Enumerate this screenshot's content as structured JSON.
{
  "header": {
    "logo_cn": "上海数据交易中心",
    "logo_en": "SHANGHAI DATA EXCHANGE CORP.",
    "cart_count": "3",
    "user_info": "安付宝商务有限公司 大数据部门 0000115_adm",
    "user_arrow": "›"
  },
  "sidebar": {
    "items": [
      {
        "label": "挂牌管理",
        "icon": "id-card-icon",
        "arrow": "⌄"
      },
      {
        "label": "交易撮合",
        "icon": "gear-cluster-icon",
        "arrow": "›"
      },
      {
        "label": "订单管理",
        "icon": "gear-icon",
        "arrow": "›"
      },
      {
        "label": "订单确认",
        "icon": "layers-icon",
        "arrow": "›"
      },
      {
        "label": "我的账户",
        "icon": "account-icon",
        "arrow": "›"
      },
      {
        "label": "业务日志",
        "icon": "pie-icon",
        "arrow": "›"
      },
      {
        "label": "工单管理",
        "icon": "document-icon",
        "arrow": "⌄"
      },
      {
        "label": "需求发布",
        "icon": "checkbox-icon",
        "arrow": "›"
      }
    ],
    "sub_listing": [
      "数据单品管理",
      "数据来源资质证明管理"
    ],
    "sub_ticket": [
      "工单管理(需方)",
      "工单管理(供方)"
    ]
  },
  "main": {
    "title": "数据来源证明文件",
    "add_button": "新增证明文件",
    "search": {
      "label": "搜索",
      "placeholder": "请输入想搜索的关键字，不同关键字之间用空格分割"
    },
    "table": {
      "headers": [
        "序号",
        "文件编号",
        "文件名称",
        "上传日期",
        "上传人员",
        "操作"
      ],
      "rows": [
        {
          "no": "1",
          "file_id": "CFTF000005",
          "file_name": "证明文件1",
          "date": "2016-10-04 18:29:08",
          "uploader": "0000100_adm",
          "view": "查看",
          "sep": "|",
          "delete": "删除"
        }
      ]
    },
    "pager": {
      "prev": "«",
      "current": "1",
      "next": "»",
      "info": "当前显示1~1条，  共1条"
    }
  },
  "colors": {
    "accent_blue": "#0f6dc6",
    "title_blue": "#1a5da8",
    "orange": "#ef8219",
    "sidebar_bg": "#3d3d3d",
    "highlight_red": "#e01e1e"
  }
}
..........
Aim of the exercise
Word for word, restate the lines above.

Response to this exercise
Enumerate this screenshot's content as structured JSON.
{
  "header": {
    "logo_cn": "上海数据交易中心",
    "logo_en": "SHANGHAI DATA EXCHANGE CORP.",
    "cart_count": "3",
    "user_info": "安付宝商务有限公司 大数据部门 0000115_adm",
    "user_arrow": "›"
  },
  "sidebar": {
    "items": [
      {
        "label": "挂牌管理",
        "icon": "id-card-icon",
        "arrow": "⌄"
      },
      {
        "label": "交易撮合",
        "icon": "gear-cluster-icon",
        "arrow": "›"
      },
      {
        "label": "订单管理",
        "icon": "gear-icon",
        "arrow": "›"
      },
      {
        "label": "订单确认",
        "icon": "layers-icon",
        "arrow": "›"
      },
      {
        "label": "我的账户",
        "icon": "account-icon",
        "arrow": "›"
      },
      {
        "label": "业务日志",
        "icon": "pie-icon",
        "arrow": "›"
      },
      {
        "label": "工单管理",
        "icon": "document-icon",
        "arrow": "⌄"
      },
      {
        "label": "需求发布",
        "icon": "checkbox-icon",
        "arrow": "›"
      }
    ],
    "sub_listing": [
      "数据单品管理",
      "数据来源资质证明管理"
    ],
    "sub_ticket": [
      "工单管理(需方)",
      "工单管理(供方)"
    ]
  },
  "main": {
    "title": "数据来源证明文件",
    "add_button": "新增证明文件",
    "search": {
      "label": "搜索",
      "placeholder": "请输入想搜索的关键字，不同关键字之间用空格分割"
    },
    "table": {
      "headers": [
        "序号",
        "文件编号",
        "文件名称",
        "上传日期",
        "上传人员",
        "操作"
      ],
      "rows": [
        {
          "no": "1",
          "file_id": "CFTF000005",
          "file_name": "证明文件1",
          "date": "2016-10-04 18:29:08",
          "uploader": "0000100_adm",
          "view": "查看",
          "sep": "|",
          "delete": "删除"
        }
      ]
    },
    "pager": {
      "prev": "«",
      "current": "1",
      "next": "»",
      "info": "当前显示1~1条，  共1条"
    }
  },
  "colors": {
    "accent_blue": "#0f6dc6",
    "title_blue": "#1a5da8",
    "orange": "#ef8219",
    "sidebar_bg": "#3d3d3d",
    "highlight_red": "#e01e1e"
  }
}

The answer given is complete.